EXERCISE OBJECTIVE
Search the data below for the word "title" and copy each line that holds it.

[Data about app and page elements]
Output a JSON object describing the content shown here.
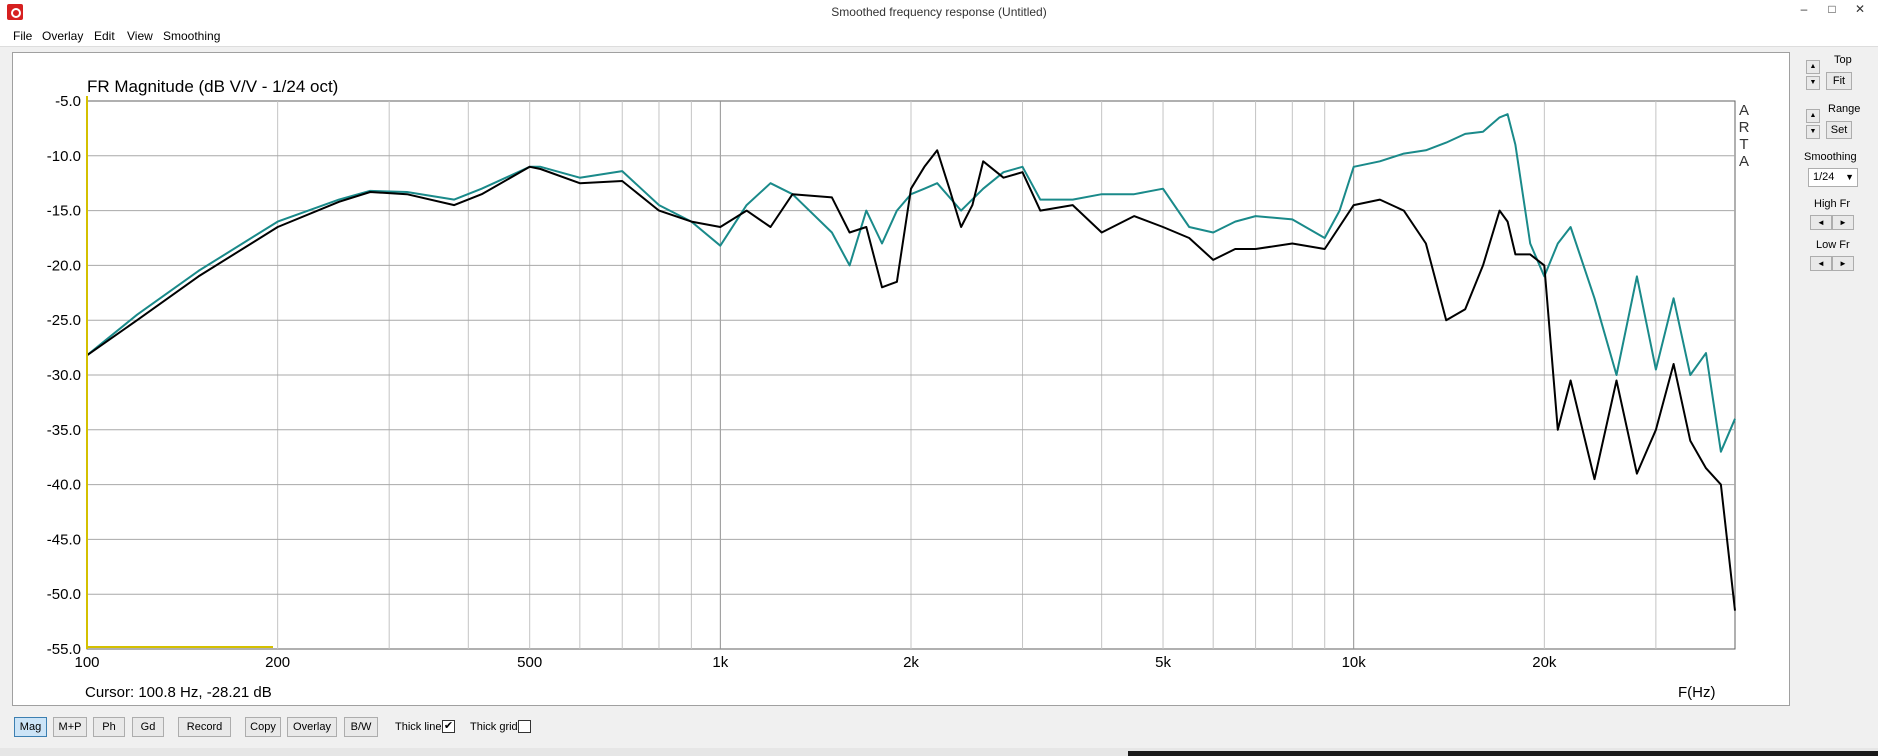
{
  "window": {
    "title": "Smoothed frequency response (Untitled)",
    "minimize": "–",
    "maximize": "□",
    "close": "✕"
  },
  "menu": [
    "File",
    "Overlay",
    "Edit",
    "View",
    "Smoothing"
  ],
  "chart_data": {
    "type": "line",
    "title": "FR Magnitude (dB V/V - 1/24 oct)",
    "xlabel": "F(Hz)",
    "ylabel": "",
    "xscale": "log",
    "xlim": [
      100,
      40000
    ],
    "ylim": [
      -55,
      -5
    ],
    "xticks": [
      {
        "value": 100,
        "label": "100"
      },
      {
        "value": 200,
        "label": "200"
      },
      {
        "value": 500,
        "label": "500"
      },
      {
        "value": 1000,
        "label": "1k"
      },
      {
        "value": 2000,
        "label": "2k"
      },
      {
        "value": 5000,
        "label": "5k"
      },
      {
        "value": 10000,
        "label": "10k"
      },
      {
        "value": 20000,
        "label": "20k"
      }
    ],
    "yticks": [
      "-5.0",
      "-10.0",
      "-15.0",
      "-20.0",
      "-25.0",
      "-30.0",
      "-35.0",
      "-40.0",
      "-45.0",
      "-50.0",
      "-55.0"
    ],
    "watermark": "ARTA",
    "cursor": "Cursor: 100.8 Hz, -28.21 dB",
    "grid": true,
    "series": [
      {
        "color": "#1a8a8a",
        "x": [
          100,
          120,
          150,
          200,
          250,
          280,
          320,
          380,
          420,
          500,
          520,
          600,
          700,
          800,
          900,
          1000,
          1100,
          1200,
          1300,
          1500,
          1600,
          1700,
          1800,
          1900,
          2000,
          2100,
          2200,
          2400,
          2600,
          2800,
          3000,
          3200,
          3600,
          4000,
          4500,
          5000,
          5500,
          6000,
          6500,
          7000,
          8000,
          9000,
          9500,
          10000,
          11000,
          12000,
          13000,
          14000,
          15000,
          16000,
          17000,
          17500,
          18000,
          19000,
          20000,
          21000,
          22000,
          24000,
          26000,
          28000,
          30000,
          32000,
          34000,
          36000,
          38000,
          40000
        ],
        "y": [
          -28.2,
          -24.5,
          -20.5,
          -16,
          -14,
          -13.2,
          -13.3,
          -14,
          -13,
          -11,
          -11,
          -12,
          -11.4,
          -14.5,
          -16,
          -18.2,
          -14.5,
          -12.5,
          -13.5,
          -17,
          -20,
          -15,
          -18,
          -15,
          -13.5,
          -13,
          -12.5,
          -15,
          -13,
          -11.5,
          -11,
          -14,
          -14,
          -13.5,
          -13.5,
          -13,
          -16.5,
          -17,
          -16,
          -15.5,
          -15.8,
          -17.5,
          -15,
          -11,
          -10.5,
          -9.8,
          -9.5,
          -8.8,
          -8,
          -7.8,
          -6.5,
          -6.2,
          -9,
          -18,
          -21,
          -18,
          -16.5,
          -23,
          -30,
          -21,
          -29.5,
          -23,
          -30,
          -28,
          -37,
          -34
        ]
      },
      {
        "color": "#000000",
        "x": [
          100,
          120,
          150,
          200,
          250,
          280,
          320,
          380,
          420,
          500,
          520,
          600,
          700,
          800,
          900,
          1000,
          1100,
          1200,
          1300,
          1500,
          1600,
          1700,
          1800,
          1900,
          2000,
          2100,
          2200,
          2300,
          2400,
          2500,
          2600,
          2800,
          3000,
          3200,
          3600,
          4000,
          4500,
          5000,
          5500,
          6000,
          6500,
          7000,
          8000,
          9000,
          10000,
          11000,
          12000,
          13000,
          14000,
          15000,
          16000,
          17000,
          17500,
          18000,
          19000,
          20000,
          21000,
          22000,
          24000,
          26000,
          28000,
          30000,
          32000,
          34000,
          36000,
          38000,
          40000
        ],
        "y": [
          -28.2,
          -25,
          -21,
          -16.5,
          -14.2,
          -13.3,
          -13.5,
          -14.5,
          -13.5,
          -11,
          -11.2,
          -12.5,
          -12.3,
          -15,
          -16,
          -16.5,
          -15,
          -16.5,
          -13.5,
          -13.8,
          -17,
          -16.5,
          -22,
          -21.5,
          -13,
          -11,
          -9.5,
          -13,
          -16.5,
          -14.5,
          -10.5,
          -12,
          -11.5,
          -15,
          -14.5,
          -17,
          -15.5,
          -16.5,
          -17.5,
          -19.5,
          -18.5,
          -18.5,
          -18,
          -18.5,
          -14.5,
          -14,
          -15,
          -18,
          -25,
          -24,
          -20,
          -15,
          -16,
          -19,
          -19,
          -20,
          -35,
          -30.5,
          -39.5,
          -30.5,
          -39,
          -35,
          -29,
          -36,
          -38.5,
          -40,
          -51.5
        ]
      }
    ]
  },
  "sidebar": {
    "top_label": "Top",
    "fit": "Fit",
    "range_label": "Range",
    "set": "Set",
    "smoothing_label": "Smoothing",
    "smoothing_value": "1/24",
    "highfr_label": "High Fr",
    "lowfr_label": "Low Fr",
    "up": "▲",
    "down": "▼",
    "left": "◄",
    "right": "►"
  },
  "toolbar": {
    "mag": "Mag",
    "mp": "M+P",
    "ph": "Ph",
    "gd": "Gd",
    "record": "Record",
    "copy": "Copy",
    "overlay": "Overlay",
    "bw": "B/W",
    "thick_line": "Thick line",
    "thick_line_checked": "✔",
    "thick_grid": "Thick grid"
  }
}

RESPONSE
    "title": "Smoothed frequency response (Untitled)",
    "title": "FR Magnitude (dB V/V - 1/24 oct)",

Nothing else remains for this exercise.